Lil

24" x 48", mixed media on birch panel
What to say about this one, except that the image was somehow etched in my head before I even started?

There are these weird half-vintage, half-prepubescent-teen bikes that Californians love.[1] They look good and signal the right message about fashion,[2] but they're clunky, heavy, with long handlebars and gummy tires. You normally find a dude with a beard and the most haute streetwear cutting wide arcs from side to side on one.

Then too there's that yearning to be out in nature while surrounded by concrete and advertising. I don't share the romantic stuff about being at one with the cruel phenomenon we call Mother Nature, but I do think a re-appreciation of wildlife, the source of our food ultimately, and everything else could go a long way to repairing some of the damage we've done to the environment.[3]

The painting was inspired by somewhere I happened to pass through in South-Central, looking for some sort of heart to L.A.

Notes:

[1] Robert Pogue Harrison, Juvenescence: A Cultural History of Our Age (2014).
[2] Nidesh Lawtoo, The Phantom of the Ego: Modernism and the Mimetic Unconscious (2013).
[3] Robert Pogue Harrison, Gardens: An Essay on the Human Condition (2008).

September 18, 2018

Nel mezzo del cammin di nostra vita

Mixed media on birch panel, 48" x 36"
Here's one I haven't posted yet but I managed to sell on the weekend at Kaaboo Del Mar.

The couple that bought it were into plants, growing and identifying them by their names, an increasingly rare skill I'd say as we become more physically detached from territory and our knowledge base flattens out. 

The painting is another one for my "Walls" series, where I look at the idea of the human-made and natural worlds colliding at hard lines and birthing new realities.

The highfalutin title is from Dante's first line of the Divine Comedy, completed in 1320: "Nel mezzo del cammin di nostra vita mi ritrovai per una selva oscura, ché la diritta via era smarrita" - "Midway through life's journey, I found myself in a dark forest, having lost the straightforward path" (my translation). If you know anything about the poem, the dark forest is the worst of all worlds (Hell) and the path from which Dante has deviated represents the old philosophical quest to live, in the midst of challenges, in the best possible way. It's a beautiful setup.

Anyway, I've been working on a novel about life in Florence at the end of the Renaissance and so all this old way of writing and thinking (actually, though, it's as fresh as anything we struggle with today, eerily so) has been swimming around in my head.

Now, where was that path?

September 9, 2018

The Ol' Razoo

Mixed media on canvas, 60" x 45"
Here's another largish one featuring hummingbirds in a state-of-the-art industrial setting.

I've been told that there are a lot less of the buzzing, shimmering streaks of colour than there used to be in Southern California, but I've never seen as many in my life, having grown up in cooler climes.

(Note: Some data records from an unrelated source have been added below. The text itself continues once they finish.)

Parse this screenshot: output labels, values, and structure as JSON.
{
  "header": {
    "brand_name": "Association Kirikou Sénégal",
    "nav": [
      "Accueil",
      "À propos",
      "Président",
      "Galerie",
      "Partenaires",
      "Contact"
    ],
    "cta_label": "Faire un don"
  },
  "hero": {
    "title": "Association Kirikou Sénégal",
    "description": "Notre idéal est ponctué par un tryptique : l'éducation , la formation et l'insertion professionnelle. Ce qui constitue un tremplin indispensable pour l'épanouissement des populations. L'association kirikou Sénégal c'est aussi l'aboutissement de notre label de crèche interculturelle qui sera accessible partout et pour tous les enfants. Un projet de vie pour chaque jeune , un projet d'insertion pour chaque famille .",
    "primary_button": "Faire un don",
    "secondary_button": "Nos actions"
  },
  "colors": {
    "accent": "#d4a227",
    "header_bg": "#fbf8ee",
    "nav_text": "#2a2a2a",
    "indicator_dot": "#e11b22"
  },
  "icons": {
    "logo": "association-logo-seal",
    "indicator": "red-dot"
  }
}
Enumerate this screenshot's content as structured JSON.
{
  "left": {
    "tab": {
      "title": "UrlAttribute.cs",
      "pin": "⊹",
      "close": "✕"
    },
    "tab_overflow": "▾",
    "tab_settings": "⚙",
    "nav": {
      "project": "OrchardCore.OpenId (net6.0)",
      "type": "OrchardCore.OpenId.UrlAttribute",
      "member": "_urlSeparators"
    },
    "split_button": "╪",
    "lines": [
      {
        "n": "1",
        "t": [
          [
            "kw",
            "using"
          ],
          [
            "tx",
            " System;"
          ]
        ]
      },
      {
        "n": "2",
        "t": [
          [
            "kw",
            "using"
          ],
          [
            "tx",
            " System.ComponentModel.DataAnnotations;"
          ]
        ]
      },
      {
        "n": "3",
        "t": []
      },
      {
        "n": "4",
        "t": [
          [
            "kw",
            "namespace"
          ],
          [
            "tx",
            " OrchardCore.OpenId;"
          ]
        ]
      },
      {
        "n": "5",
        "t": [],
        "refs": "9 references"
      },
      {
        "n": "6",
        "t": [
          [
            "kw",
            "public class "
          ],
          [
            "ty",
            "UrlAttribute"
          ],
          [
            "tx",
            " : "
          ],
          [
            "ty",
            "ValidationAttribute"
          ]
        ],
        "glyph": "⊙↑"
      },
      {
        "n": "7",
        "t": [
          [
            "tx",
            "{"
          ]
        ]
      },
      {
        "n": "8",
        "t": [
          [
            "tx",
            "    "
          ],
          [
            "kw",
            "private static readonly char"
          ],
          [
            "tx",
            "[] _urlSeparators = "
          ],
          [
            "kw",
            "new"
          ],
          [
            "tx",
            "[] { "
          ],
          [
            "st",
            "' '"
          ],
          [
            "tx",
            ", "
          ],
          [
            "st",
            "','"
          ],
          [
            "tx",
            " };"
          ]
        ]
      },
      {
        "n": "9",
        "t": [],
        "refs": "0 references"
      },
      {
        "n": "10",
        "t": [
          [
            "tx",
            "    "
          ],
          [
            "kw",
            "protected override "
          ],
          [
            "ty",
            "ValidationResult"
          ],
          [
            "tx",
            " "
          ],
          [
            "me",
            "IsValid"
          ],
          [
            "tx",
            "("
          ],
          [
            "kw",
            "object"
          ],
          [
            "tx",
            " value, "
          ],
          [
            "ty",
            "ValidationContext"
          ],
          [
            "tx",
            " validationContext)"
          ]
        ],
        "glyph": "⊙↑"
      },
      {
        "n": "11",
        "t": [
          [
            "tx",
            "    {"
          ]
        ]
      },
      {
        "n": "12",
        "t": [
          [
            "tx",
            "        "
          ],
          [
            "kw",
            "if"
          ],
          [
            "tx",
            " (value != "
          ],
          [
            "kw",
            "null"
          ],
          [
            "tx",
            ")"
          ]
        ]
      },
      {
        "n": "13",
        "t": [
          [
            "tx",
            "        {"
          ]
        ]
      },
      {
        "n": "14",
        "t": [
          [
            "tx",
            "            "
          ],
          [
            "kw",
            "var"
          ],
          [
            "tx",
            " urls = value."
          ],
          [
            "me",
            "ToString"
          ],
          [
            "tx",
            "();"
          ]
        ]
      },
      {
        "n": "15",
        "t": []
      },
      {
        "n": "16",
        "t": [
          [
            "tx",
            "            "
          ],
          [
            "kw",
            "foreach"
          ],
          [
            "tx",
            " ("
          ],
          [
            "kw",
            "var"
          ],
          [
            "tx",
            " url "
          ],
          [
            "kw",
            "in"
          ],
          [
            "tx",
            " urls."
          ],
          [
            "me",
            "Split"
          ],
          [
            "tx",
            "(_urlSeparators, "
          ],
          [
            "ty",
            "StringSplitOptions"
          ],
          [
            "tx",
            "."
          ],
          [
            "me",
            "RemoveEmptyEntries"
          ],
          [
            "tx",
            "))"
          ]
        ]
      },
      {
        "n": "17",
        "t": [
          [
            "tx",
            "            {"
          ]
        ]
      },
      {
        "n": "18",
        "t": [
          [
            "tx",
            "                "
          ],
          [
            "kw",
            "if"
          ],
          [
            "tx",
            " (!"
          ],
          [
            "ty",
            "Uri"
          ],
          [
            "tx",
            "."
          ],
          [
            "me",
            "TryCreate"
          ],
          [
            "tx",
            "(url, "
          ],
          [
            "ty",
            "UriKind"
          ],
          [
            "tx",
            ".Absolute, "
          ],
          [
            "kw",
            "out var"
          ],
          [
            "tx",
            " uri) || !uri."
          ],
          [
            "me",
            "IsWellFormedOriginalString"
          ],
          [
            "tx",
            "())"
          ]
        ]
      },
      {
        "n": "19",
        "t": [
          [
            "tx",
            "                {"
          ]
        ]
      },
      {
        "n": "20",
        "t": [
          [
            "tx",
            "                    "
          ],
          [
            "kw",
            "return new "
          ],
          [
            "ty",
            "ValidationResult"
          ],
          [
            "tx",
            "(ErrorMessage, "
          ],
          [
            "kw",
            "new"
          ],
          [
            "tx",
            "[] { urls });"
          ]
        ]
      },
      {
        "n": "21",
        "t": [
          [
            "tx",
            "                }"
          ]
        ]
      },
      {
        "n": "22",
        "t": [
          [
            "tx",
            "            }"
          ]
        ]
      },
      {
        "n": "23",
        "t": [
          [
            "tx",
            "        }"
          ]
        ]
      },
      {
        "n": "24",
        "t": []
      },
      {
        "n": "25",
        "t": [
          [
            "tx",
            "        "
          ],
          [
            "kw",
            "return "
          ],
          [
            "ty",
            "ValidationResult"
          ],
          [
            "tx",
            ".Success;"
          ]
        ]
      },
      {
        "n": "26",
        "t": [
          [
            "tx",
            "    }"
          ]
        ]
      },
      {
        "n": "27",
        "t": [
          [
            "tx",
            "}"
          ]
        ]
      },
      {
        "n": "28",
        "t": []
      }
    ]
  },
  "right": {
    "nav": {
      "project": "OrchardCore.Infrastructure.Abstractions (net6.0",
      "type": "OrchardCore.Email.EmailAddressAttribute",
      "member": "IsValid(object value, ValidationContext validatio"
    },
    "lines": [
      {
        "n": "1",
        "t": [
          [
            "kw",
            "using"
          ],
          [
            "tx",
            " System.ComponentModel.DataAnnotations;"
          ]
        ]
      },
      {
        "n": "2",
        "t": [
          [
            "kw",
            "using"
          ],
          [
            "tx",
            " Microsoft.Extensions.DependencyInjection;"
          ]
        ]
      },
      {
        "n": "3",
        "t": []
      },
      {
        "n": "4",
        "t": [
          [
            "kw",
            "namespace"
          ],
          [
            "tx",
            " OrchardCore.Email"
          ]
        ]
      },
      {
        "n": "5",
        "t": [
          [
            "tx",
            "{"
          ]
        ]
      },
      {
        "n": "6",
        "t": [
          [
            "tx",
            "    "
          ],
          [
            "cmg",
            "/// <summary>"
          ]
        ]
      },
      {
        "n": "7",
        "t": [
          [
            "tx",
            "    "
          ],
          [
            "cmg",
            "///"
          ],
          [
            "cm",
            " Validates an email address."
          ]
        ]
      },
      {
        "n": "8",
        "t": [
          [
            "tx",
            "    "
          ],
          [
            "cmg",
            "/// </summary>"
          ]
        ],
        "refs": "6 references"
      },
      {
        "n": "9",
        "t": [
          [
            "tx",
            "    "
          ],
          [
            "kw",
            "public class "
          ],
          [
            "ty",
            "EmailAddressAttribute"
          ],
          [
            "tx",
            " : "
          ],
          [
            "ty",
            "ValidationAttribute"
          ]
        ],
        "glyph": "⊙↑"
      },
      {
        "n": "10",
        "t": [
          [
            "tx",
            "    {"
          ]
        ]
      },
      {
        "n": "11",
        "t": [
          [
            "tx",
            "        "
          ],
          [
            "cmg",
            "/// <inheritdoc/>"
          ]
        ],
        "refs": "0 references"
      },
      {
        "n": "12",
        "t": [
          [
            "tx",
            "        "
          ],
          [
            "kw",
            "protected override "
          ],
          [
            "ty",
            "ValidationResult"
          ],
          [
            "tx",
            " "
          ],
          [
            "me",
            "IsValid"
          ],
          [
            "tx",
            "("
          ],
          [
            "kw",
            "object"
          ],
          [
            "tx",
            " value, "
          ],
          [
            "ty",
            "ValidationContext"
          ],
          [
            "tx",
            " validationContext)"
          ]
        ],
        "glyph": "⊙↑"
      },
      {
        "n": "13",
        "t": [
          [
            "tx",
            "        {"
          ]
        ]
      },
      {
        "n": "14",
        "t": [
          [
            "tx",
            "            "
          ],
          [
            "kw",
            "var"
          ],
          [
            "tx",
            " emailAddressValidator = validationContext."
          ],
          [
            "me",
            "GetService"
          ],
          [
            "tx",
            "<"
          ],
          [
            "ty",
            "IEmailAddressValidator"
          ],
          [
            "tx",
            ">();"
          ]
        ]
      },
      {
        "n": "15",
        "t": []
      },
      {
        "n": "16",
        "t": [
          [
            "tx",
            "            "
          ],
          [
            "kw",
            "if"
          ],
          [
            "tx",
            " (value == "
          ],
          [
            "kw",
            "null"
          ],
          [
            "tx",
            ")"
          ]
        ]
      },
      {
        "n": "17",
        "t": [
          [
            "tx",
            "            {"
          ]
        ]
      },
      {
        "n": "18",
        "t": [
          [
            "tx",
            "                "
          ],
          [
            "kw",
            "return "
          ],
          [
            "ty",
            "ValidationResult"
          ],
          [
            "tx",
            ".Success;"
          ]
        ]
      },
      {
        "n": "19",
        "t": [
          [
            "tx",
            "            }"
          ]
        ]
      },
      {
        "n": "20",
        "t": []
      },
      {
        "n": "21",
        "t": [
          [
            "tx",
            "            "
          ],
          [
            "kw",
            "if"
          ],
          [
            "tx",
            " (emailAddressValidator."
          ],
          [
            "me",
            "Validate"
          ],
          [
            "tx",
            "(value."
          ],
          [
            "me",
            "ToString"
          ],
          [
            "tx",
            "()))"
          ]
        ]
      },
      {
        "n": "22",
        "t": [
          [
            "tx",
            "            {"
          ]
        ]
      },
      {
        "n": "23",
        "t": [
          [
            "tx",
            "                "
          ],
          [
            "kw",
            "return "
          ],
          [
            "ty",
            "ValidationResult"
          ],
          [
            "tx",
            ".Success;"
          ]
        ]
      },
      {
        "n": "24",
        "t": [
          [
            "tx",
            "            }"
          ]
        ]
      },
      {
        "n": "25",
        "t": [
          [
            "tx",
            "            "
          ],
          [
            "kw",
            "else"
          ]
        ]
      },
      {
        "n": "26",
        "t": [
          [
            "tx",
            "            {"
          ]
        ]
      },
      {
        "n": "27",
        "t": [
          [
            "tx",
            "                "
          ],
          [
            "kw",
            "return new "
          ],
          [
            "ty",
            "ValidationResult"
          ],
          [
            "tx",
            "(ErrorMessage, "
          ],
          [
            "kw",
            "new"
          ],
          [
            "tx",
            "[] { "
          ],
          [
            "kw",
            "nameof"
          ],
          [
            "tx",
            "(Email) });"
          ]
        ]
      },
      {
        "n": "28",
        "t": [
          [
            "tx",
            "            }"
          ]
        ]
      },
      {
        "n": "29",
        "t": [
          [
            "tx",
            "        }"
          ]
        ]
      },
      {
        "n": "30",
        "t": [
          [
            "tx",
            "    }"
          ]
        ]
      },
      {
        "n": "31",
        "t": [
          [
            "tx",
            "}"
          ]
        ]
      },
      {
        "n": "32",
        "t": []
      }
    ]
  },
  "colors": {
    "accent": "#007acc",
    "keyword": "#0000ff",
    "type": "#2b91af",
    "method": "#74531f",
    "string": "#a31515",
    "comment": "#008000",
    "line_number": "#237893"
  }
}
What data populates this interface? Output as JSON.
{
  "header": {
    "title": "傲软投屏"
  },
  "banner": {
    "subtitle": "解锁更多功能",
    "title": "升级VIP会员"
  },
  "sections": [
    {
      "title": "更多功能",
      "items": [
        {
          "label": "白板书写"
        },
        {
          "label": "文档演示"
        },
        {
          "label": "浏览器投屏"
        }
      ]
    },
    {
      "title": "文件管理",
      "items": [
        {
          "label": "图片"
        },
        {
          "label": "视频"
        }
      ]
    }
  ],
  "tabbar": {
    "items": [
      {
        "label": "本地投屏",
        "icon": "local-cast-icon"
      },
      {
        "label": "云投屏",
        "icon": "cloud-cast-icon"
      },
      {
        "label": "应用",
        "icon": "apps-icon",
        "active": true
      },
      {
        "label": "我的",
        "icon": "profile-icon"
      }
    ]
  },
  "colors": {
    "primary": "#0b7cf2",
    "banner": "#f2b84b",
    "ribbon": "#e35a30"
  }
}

They show up everywhere a flower can grow: the mountain valley where the sun struggles to penetrate and green grows, coiffed suburban shrubs, and breaches in cement. If they were larger and shit as much, we'd equate them with pigeons.

You're not supposed to anthropomorphize wildlife but I can't help think every time I see a hummingbird (and it's always one, never the confederacy in my painting, silly me) it's mocking me, laughing inside, giving the razoo, as they said in the gilded era. "Oi, you dope down there, sweatin' on the hard concrete, shufflin' from machine to machine. So clunky in the way you move. Go on, get pissed! You think you can catch me?"

(Incidentally, I'm gearing up for Kaaboo Del Mar next week, pushing it in the sauna that is my studio, getting light headed.)

September 3, 2018

Mini #85: Rust Never Sleeps

5" x 5", oil on birch panel

This summer I drove 5,000 miles from L.A. to Toronto and back. One surprise was how radically the landscape changed over the Mississippi River. On the west side is, well, the West - light, package new, and dippity-do - while on the east side it's grime, history, and a bit of the fist.

This train sat idle somewhere on the border between Iowa and Illinois a ways from the soy fields and cows. It was a bit of a sad sight all blanketed in graffiti, snoozing. Trains once "opened up" the west, right behind guns and cowboys, and made Manifest Destiny and at least two superpower nations a reality.

Seems the latest-greatest comes along and we get all wild and modern, like teens hankering for a new pop hit. Then another technological miracle comes along and we move on, leaving the old to pollute the environment, community, home - or at least someone else's. Enough of that pollution and you create something like a junkyard dog that used to chase balls and fetch sticks, but not any longer.

For this painting and others, check out www.ivanostocco.com.